Published in Transactions of the American Fisheries Society 143 (2014), pp 845–855.
Throughout their range, Yellow Perch Perca flavescens are an important ecological and economic component of many fisheries, but they often exhibit highly variable recruitment. Much research effort has been devoted to better understanding the mechanisms responsible for these erratic recruitment patterns, yet few studies have examined this process at the detail necessary to reveal complex interactions that may exist across multiple early life stages. Our current understanding of the early life recruitment patterns of Yellow Perch suggests a strong abiotic component. Using existing information, we developed three working hypotheses to examine Yellow Perch recruitment at two larval stages (5–14 and 15–24 d old) and to further identify the overarching mechanisms (abiotic versus biotic) related to Yellow Perch recruitment in 332-ha Pelican Lake, Nebraska, during 2004–2012. Larval Yellow Perch growth and mortality were largely regulated by hatching date, temperature, and zooplankton availability. The growth of young larval Yellow Perch (5–14 d old) was positively related to temperature and hatch date; that of old larval perch (15–24 d old) was positively related to water temperature and postlarval age-0 (≤25 mm TL) Yellow Perch density but negatively related to the available preferred zooplankton biomass. Mortality was inversely related to total zooplankton biomass and water temperature.
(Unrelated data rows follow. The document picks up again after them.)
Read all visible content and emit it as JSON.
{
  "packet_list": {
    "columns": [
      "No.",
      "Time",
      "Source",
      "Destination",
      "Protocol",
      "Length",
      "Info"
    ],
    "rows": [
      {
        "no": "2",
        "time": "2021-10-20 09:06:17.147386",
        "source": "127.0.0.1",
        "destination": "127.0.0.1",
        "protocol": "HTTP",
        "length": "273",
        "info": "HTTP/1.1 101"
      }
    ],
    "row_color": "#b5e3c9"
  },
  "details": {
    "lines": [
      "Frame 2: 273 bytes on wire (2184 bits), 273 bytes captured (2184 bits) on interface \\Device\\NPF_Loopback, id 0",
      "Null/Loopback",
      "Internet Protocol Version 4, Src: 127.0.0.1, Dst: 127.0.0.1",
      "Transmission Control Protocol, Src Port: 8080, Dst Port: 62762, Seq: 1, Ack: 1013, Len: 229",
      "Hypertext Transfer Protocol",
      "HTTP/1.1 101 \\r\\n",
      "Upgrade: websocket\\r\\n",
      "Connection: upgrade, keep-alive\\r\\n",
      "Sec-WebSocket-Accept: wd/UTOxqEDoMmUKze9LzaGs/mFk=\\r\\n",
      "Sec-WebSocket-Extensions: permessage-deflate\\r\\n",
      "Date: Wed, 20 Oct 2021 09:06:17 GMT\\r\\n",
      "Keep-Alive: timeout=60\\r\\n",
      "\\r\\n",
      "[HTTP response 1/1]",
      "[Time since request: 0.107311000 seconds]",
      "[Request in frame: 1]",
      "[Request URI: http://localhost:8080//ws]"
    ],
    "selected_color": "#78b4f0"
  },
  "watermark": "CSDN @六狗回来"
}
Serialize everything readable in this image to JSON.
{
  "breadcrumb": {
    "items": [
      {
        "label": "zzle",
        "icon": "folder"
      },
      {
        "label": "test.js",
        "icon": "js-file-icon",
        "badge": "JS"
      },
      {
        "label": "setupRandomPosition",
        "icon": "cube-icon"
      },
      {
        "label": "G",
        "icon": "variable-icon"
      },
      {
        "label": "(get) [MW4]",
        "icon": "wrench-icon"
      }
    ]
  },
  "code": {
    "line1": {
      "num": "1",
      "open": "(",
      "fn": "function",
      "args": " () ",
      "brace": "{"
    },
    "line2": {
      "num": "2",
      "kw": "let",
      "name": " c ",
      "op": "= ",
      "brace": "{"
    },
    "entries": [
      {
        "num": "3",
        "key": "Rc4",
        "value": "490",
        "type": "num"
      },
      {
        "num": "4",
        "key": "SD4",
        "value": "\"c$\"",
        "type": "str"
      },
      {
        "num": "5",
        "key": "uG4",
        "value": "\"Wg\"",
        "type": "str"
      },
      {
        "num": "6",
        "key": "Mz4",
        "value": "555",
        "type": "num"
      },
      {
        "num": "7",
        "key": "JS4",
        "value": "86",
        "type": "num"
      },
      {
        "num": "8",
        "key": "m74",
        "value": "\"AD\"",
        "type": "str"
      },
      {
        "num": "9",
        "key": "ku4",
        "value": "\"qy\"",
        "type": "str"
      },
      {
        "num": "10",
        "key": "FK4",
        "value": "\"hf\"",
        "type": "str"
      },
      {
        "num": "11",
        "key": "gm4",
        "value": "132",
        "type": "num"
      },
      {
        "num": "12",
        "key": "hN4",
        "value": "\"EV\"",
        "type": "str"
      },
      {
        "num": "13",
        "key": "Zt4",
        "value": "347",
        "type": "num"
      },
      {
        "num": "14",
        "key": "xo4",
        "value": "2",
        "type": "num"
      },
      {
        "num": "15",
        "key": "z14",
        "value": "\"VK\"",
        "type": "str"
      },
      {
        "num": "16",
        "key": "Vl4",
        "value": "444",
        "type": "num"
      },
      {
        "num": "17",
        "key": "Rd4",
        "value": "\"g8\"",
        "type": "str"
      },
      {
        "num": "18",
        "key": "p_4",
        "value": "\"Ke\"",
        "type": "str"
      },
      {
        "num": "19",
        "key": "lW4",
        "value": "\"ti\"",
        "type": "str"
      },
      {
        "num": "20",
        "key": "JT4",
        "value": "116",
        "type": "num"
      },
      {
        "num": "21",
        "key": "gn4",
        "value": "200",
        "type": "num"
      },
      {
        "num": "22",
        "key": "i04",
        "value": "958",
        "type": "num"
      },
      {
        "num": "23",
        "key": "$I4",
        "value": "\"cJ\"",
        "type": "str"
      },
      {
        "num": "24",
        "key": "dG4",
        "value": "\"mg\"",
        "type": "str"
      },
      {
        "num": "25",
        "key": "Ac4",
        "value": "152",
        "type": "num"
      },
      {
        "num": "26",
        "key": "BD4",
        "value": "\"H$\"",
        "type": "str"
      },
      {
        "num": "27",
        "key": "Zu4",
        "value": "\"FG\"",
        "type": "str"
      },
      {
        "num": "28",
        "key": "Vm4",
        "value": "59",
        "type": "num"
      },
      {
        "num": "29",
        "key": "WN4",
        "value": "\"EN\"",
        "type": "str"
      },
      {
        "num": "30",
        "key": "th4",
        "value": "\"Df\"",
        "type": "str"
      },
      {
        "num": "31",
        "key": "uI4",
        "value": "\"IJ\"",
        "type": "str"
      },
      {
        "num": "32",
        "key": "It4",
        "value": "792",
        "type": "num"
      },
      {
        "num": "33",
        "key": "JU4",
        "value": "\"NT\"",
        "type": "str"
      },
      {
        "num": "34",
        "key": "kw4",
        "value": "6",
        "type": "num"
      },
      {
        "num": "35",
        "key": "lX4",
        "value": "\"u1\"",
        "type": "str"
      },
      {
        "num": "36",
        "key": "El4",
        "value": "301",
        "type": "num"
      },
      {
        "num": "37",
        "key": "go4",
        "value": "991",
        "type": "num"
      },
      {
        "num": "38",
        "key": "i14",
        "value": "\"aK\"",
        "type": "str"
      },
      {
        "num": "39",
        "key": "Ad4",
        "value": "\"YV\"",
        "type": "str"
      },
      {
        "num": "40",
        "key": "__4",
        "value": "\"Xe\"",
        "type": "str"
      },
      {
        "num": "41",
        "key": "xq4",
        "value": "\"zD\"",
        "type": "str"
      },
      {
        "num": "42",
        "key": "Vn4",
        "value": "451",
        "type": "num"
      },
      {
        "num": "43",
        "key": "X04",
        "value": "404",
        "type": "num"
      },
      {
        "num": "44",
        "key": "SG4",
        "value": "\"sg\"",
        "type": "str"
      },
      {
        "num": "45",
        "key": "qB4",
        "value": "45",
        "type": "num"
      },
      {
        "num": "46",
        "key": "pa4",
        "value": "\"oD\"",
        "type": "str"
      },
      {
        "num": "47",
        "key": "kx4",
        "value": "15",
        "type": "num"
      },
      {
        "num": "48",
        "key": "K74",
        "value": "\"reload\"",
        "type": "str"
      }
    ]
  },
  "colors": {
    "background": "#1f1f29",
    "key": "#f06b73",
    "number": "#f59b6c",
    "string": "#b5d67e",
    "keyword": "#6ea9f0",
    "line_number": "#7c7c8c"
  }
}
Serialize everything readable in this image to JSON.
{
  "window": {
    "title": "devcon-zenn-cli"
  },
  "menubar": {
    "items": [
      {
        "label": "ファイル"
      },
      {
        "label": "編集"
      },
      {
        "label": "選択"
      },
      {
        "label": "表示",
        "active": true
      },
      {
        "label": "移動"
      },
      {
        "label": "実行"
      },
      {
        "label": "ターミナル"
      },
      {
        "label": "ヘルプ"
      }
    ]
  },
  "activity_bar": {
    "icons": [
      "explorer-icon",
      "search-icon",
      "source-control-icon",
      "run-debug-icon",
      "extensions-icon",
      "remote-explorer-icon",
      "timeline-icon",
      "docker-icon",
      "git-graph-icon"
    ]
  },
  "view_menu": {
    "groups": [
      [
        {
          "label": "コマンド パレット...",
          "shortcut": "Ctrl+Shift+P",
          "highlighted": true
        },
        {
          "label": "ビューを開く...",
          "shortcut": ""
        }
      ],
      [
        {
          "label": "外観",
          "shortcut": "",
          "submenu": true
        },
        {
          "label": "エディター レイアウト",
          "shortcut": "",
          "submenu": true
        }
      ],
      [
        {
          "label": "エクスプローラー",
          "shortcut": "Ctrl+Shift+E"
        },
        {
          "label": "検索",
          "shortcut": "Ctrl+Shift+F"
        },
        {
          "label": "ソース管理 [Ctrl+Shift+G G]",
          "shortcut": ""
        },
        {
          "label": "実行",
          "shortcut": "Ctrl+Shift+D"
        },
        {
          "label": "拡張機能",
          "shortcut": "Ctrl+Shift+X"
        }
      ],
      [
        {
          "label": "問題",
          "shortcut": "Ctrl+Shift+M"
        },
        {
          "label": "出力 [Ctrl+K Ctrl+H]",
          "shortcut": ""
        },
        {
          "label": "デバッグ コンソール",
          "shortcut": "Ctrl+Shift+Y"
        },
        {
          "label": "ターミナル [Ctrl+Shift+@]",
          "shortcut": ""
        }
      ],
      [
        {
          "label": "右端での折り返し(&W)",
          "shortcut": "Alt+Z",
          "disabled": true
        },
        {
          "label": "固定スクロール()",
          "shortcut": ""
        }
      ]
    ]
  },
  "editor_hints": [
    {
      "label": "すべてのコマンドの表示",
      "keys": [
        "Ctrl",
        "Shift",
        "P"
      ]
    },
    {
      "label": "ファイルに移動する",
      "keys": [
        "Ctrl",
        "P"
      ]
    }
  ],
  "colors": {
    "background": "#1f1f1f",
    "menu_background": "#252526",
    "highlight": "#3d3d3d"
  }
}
Our results describe a model with two potential Yellow Perch recruitment bottlenecks, one immediately posthatch that is regulated by hatch date and temperature and another during the older larval stage that is regulated by temperature and zooplankton.